Warrior woman loses the battle
Starring: Shailene Woodley, Theo James, Kate Winslet, Naomi Watts and Miles Teller. Directed by Robert Schwentke. Written by Akiva Goldsman and Brian Duffield. Action, sci-fi. 1h 59min. M for violence. Now showing at Reading and Event cinemas.
With so few female- led action films around, and having been pleasantly surprised by the first film in the series, I looked forward to Insurgent, part 2 of the Divergent trilogy.
Sadly – because it’s always sad when potential is squandered – this sophomore effort is more slump than pump, and does not match the first.
The story picks up with Tris ( Woodley), her brother Caleb (Ansel Elgort), lover Four (Theo James), and spiky Peter (Miles Teller) hiding out in Amity, the section of their factioned off society where peace, love and harmony reigns.
Four, tired of the battle and hiding some embarrassing secrets, is happy to lie low.
But Tris is itching to strike back at the brainy Erudite faction and its power- mad leader, Jeanine (Kate Winslet), whom she blames for the death of her mother, and whom she is determined to kill at any cost.
Always close to the boil, Tris’s barely contained temper puts her at odds with gentle- natured Amity, and soon the four are forced to leave.
But not before Jeanine attacks Amity in her hunt for Divergents, social outliers she despises, but who can open a box left by the Founders that contains a secret message.
Peter, ever the brat, dobs in Tris and her boys rather than go on the run with them, and the trio have to bust out of Amity.
Along the way they’re attacked by the Factionless, a wild band of misfits and taken to their leader, Evelyn (Naomi Watts).
The trio forge a tentative, if volatile, alliance with her to bring down Jeanine and reveal the ancient secret that will decide the future of all the factions.
Devoid of all subtlety, Insurgent often feels like a story told by teenagers about why everyone over 25 is just plain wrong.
That naivete serves to make the moments of moral dubiousness in the film all the more startling.
There’s no shying away from viciousness, violence and straightup murdering of folks here. And it’s often done with no clear purpose.
The worst aspect of Insurgent, however, is that it hinges on a mythical, mystical, messagebearing chotchka, left behind by some mythical, mystical Founders.
I’m sure this idea plays better in the original books, but in cin- ema if you’re resorting to plot devices that are actually, you know, devices, you’re really scraping the bottom of the ideas barrel.
It’s a pity, because Insurgent’s post-apocalyptic Chicago is stunning and its cast is strong.

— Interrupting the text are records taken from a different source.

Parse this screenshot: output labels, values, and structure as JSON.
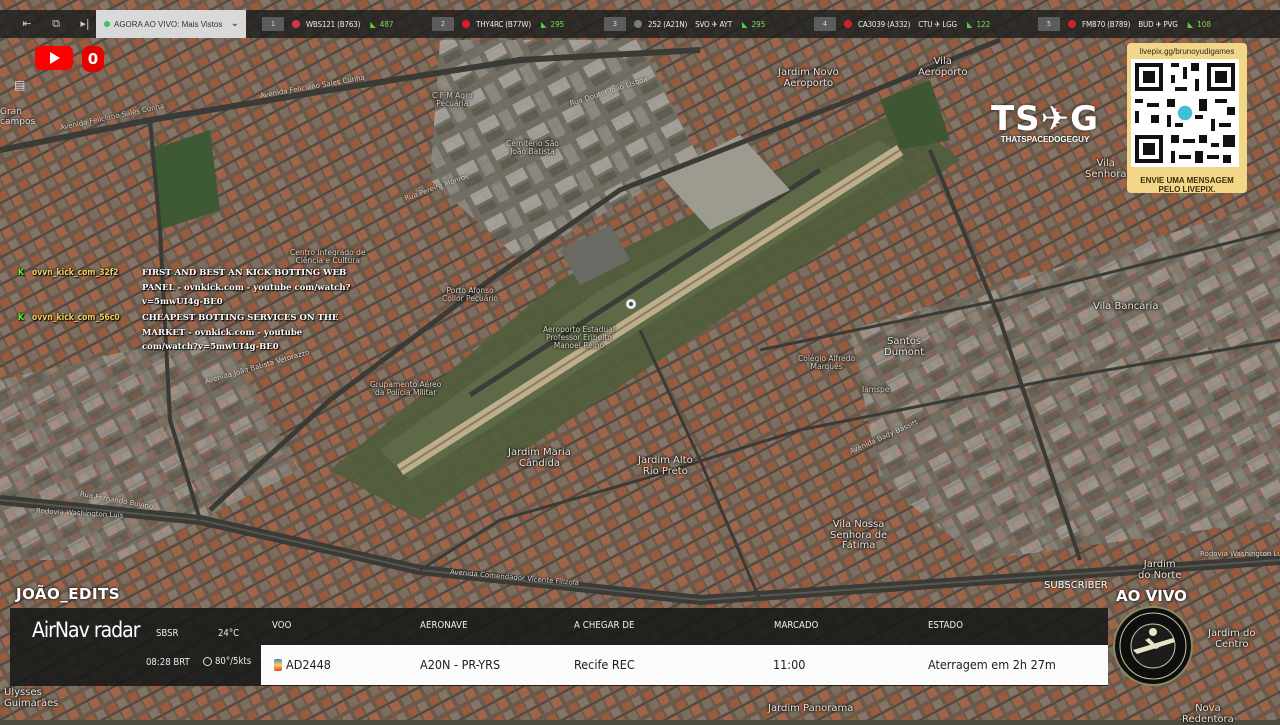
{
  "topbar": {
    "live_label": "AGORA AO VIVO: Mais Vistos",
    "flights": [
      {
        "num": "1",
        "code": "WBS121 (B763)",
        "route": "",
        "score": "487",
        "logo": "#d6344a"
      },
      {
        "num": "2",
        "code": "THY4RC (B77W)",
        "route": "",
        "score": "295",
        "logo": "#e0192d"
      },
      {
        "num": "3",
        "code": "252 (A21N)",
        "route": "SVO ✈ AYT",
        "score": "295",
        "logo": "#7c7c7c"
      },
      {
        "num": "4",
        "code": "CA3039 (A332)",
        "route": "CTU ✈ LGG",
        "score": "122",
        "logo": "#d2202e"
      },
      {
        "num": "5",
        "code": "FM870 (B789)",
        "route": "BUD ✈ PVG",
        "score": "108",
        "logo": "#d2202e"
      }
    ]
  },
  "youtube": {
    "count": "0"
  },
  "side_label": "Gran\ncampos",
  "chat": [
    {
      "user": "ovvn_kick_com_32f2",
      "text": "FIRST AND BEST AN KICK BOTTING WEB PANEL - ovnkick.com - youtube com/watch?v=5mwUI4g-BE0"
    },
    {
      "user": "ovvn_kick_com_56c0",
      "text": "CHEAPEST BOTTING SERVICES ON THE MARKET - ovnkick.com - youtube com/watch?v=5mwUI4g-BE0"
    }
  ],
  "branding": {
    "ts_logo": "TS✈G",
    "ts_sub": "THATSPACEDOGEGUY",
    "livepix_url": "livepix.gg/brunoyudigames",
    "livepix_msg": "ENVIE UMA MENSAGEM PELO LIVEPIX."
  },
  "map_labels": {
    "jardim_novo": "Jardim Novo\nAeroporto",
    "vila_aeroporto": "Vila\nAeroporto",
    "cemiterio": "Cemitério São\nJoão Batista",
    "cfm": "C F M Agro\nPecuária",
    "centro_integrado": "Centro Integrado de\nCiência e Cultura",
    "porto_alegre": "Porto Afonso\nCollor Pecuário",
    "aeroporto": "Aeroporto Estadual\nProfessor Eribelto\nManoel Reino",
    "grupamento": "Grupamento Aéreo\nda Polícia Militar",
    "jardim_maria": "Jardim Maria\nCândida",
    "jardim_alto": "Jardim Alto\nRio Preto",
    "santos_dumont": "Santos\nDumont",
    "colegio": "Colégio Alfredo\nMarquês",
    "vila_bancaria": "Vila Bancária",
    "vila_nossa": "Vila Nossa\nSenhora de\nFátima",
    "jardim_norte": "Jardim\ndo Norte",
    "jardim_centro": "Jardim do\nCentro",
    "nova_redentora": "Nova\nRedentora",
    "jardim_panorama": "Jardim Panorama",
    "ulysses": "Ulysses\nGuimarães",
    "vila_senhora": "Vila\nSenhora",
    "iamspe": "Iamspe",
    "roads": {
      "feliciano": "Avenida Feliciano Sales Cunha",
      "feliciano2": "Avenida Feliciano Sales Cunha",
      "joao_lisboa": "Rua Doutor João Lisboa",
      "washington": "Rodovia Washington Luís",
      "comendador": "Avenida Comendador Vicente Filizola",
      "washington2": "Rodovia Washington Luís",
      "batista": "Avenida João Batista Vetorazzo",
      "bady": "Avenida Bady Bassitt",
      "fernando": "Rua Fernando Buvino",
      "pereira": "Rua Pereira Monroe"
    }
  },
  "bottom": {
    "channel": "JOÃO_EDITS",
    "subscriber": "SUBSCRIBER",
    "ao_vivo": "AO VIVO",
    "brand_main": "AirNav",
    "brand_sub": "radar",
    "airport_code": "SBSR",
    "temp": "24°C",
    "time": "08:28 BRT",
    "wind": "80°/5kts",
    "headers": {
      "voo": "VOO",
      "aeronave": "AERONAVE",
      "origem": "A CHEGAR DE",
      "marcado": "MARCADO",
      "estado": "ESTADO"
    },
    "row": {
      "voo": "AD2448",
      "aeronave": "A20N - PR-YRS",
      "origem": "Recife REC",
      "marcado": "11:00",
      "estado": "Aterragem em 2h 27m"
    }
  }
}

Not even sturdy performances from the reliable Woodley, or Oscar-tinted Teller, Winslet and Watts, clearly enjoying her role as the prickly pirate queen, can bring the world to life or salvage this muddled, awkward film.
Bomb: Shailene Woodley is the underground warrior Tris in the disappointing Insurgent, based on the young adult novels by Veronica Roth.